**TASK ITEM**
Locate the word "client" in the material, then show every line that holds it.
===== DATA IN THIS EXERCISE
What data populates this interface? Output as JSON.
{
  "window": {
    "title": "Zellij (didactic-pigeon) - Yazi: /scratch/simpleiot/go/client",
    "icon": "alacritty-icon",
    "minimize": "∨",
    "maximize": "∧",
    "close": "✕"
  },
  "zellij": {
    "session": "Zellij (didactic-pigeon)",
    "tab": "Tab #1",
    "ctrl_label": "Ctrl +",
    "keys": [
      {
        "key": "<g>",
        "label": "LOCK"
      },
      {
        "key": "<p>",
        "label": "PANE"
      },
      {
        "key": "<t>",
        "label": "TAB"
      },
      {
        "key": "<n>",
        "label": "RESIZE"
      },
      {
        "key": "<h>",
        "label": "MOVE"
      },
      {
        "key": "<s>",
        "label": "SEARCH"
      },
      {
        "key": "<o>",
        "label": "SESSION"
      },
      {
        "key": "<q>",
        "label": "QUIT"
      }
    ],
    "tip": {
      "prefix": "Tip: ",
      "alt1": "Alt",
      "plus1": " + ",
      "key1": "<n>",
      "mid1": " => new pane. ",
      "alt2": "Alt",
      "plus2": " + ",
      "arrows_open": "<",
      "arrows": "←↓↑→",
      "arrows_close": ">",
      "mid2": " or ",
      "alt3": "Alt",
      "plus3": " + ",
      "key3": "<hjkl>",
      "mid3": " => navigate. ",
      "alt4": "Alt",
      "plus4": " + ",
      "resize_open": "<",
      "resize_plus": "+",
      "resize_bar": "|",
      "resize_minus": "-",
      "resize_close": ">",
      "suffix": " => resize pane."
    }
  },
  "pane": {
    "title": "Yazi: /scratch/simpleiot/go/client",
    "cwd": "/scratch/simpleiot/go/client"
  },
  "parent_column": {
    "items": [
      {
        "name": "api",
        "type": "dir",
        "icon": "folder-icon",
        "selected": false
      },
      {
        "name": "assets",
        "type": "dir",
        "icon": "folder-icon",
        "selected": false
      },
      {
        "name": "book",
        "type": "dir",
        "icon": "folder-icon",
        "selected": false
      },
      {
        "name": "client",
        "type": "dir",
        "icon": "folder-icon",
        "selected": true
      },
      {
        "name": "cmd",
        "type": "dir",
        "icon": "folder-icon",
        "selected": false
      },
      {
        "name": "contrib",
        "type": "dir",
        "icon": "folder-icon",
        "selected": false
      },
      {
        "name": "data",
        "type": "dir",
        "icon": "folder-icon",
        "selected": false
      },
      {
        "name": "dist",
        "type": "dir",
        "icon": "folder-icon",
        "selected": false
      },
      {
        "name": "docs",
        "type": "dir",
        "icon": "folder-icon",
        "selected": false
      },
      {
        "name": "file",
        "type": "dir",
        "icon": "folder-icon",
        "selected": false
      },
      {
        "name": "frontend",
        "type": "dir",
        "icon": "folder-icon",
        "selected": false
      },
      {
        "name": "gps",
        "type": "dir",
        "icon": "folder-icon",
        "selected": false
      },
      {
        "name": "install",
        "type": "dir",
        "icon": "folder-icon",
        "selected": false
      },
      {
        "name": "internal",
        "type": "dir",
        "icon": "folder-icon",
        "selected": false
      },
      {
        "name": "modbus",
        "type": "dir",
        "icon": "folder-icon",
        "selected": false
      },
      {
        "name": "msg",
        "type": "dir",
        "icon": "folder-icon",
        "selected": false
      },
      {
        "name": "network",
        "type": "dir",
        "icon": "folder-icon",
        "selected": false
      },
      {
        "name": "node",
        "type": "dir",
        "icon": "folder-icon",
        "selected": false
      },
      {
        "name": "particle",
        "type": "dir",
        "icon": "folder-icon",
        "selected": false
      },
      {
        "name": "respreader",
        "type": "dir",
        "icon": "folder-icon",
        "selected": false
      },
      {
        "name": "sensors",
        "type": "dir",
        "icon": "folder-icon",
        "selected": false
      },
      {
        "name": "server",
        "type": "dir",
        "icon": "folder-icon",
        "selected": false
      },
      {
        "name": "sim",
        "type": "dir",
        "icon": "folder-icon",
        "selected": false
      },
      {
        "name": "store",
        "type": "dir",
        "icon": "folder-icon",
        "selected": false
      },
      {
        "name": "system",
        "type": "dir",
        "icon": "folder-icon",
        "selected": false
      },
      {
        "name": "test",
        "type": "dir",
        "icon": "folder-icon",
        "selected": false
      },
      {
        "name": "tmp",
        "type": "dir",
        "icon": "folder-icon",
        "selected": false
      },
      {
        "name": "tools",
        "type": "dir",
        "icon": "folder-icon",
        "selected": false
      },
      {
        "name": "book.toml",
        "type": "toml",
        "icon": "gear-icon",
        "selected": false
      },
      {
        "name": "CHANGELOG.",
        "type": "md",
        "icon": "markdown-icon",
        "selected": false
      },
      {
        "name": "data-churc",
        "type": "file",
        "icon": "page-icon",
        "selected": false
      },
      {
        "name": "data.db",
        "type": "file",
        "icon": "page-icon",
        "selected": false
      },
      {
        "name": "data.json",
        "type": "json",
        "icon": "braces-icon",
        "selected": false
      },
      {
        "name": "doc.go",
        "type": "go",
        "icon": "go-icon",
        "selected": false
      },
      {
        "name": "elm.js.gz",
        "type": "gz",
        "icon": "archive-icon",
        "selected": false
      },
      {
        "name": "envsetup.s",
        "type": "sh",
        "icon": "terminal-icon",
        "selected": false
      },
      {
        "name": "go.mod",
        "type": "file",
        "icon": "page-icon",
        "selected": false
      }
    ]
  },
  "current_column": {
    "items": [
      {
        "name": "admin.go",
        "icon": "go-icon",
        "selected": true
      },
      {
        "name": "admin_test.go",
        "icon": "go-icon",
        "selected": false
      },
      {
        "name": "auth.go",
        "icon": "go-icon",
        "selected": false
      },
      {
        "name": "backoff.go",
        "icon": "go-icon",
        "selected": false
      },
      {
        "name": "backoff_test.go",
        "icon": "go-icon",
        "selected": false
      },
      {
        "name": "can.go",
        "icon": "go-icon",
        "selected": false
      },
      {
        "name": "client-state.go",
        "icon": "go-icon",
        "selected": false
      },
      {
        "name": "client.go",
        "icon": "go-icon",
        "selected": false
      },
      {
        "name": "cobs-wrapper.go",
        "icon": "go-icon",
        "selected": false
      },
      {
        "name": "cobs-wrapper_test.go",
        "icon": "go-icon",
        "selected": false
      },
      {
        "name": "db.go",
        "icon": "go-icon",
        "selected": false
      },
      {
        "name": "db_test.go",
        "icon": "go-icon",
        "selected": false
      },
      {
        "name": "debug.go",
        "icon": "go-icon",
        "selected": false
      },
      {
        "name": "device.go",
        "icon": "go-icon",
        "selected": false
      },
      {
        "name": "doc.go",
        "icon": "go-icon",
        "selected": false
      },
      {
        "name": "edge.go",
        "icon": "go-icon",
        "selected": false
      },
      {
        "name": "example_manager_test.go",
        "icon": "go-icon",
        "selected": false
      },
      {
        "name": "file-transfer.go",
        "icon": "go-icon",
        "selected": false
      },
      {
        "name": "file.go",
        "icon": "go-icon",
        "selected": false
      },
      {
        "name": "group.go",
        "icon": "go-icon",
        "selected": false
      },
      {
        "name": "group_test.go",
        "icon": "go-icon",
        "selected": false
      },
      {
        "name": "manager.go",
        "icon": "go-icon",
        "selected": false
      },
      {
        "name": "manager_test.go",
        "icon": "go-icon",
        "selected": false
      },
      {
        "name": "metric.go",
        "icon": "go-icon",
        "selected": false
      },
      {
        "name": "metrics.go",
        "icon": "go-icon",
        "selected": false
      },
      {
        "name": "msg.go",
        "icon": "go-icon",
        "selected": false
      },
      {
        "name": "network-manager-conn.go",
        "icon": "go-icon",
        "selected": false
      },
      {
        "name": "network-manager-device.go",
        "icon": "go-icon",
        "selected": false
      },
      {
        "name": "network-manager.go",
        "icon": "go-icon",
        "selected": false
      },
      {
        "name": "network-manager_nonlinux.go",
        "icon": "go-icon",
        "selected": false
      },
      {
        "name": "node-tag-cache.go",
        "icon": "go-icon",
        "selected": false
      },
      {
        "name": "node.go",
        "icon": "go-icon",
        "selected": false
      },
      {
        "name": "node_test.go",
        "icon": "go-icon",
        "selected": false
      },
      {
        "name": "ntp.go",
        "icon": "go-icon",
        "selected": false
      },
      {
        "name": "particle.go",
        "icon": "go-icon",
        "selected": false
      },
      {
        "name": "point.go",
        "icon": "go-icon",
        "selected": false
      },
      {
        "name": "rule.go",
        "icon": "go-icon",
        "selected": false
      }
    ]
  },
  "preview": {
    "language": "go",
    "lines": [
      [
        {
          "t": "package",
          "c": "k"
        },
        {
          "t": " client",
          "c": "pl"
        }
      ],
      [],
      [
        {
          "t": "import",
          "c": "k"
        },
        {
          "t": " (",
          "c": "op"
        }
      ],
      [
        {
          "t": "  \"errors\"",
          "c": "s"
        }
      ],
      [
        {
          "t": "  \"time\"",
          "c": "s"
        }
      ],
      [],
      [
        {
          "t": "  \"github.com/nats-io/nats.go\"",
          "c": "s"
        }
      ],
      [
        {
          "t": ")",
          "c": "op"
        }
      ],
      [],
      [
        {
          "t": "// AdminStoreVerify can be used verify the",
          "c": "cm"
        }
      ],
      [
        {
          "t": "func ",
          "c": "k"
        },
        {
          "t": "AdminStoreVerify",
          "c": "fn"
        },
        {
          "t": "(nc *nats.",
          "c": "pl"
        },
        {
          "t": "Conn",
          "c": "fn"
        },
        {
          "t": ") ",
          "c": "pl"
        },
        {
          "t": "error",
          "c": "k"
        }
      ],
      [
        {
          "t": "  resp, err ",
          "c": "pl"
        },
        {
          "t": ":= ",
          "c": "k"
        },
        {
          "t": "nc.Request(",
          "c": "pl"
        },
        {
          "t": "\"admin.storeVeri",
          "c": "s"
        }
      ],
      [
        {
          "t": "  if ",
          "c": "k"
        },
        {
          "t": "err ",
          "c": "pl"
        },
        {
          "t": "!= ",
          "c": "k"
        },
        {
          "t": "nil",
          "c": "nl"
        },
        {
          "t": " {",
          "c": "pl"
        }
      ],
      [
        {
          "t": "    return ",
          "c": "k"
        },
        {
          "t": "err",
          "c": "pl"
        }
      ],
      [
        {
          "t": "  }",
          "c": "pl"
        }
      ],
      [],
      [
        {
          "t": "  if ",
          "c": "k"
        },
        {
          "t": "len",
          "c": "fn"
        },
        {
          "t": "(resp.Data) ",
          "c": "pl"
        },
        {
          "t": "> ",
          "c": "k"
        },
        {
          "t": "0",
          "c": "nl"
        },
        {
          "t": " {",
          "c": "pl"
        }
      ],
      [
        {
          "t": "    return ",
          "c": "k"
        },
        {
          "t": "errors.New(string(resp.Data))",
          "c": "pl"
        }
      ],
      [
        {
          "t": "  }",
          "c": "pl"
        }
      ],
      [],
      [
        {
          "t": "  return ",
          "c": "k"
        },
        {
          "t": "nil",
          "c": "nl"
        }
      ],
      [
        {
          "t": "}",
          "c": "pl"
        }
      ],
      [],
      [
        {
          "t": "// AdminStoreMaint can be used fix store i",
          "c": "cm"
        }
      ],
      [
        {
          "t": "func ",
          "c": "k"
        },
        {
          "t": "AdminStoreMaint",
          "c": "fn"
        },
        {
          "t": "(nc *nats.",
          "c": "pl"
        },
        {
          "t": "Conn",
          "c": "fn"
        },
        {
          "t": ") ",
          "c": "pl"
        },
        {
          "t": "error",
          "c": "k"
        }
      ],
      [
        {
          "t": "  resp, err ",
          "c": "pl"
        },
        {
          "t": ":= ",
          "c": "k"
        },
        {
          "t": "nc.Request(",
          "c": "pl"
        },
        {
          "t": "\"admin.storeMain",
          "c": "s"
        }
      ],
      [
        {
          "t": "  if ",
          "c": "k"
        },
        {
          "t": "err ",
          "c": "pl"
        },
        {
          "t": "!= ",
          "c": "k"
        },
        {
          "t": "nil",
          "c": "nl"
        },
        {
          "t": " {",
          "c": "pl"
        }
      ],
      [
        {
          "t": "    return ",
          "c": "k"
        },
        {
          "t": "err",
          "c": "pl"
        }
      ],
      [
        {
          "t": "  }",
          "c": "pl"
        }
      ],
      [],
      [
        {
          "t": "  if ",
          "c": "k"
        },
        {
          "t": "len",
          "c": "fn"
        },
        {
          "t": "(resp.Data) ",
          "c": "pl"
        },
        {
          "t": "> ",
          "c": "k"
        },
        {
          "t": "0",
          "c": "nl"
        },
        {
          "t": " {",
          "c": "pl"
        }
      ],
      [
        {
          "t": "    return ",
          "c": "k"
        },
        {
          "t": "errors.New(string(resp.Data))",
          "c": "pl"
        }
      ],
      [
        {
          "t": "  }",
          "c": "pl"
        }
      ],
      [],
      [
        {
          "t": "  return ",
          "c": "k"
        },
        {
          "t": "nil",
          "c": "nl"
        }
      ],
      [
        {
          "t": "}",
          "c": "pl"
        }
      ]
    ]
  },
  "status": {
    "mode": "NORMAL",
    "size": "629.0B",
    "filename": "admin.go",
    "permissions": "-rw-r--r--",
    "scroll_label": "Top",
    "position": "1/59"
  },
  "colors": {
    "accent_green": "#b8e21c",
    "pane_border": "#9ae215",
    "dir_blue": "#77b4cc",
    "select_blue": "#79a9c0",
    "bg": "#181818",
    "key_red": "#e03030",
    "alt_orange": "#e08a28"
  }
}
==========
**ANSWER TO THIS PROBLEM**
    "title": "Zellij (didactic-pigeon) - Yazi: /scratch/simpleiot/go/client",
    "title": "Yazi: /scratch/simpleiot/go/client",
    "cwd": "/scratch/simpleiot/go/client"
        "name": "client",
        "name": "client-state.go",
        "name": "client.go",
          "t": " client",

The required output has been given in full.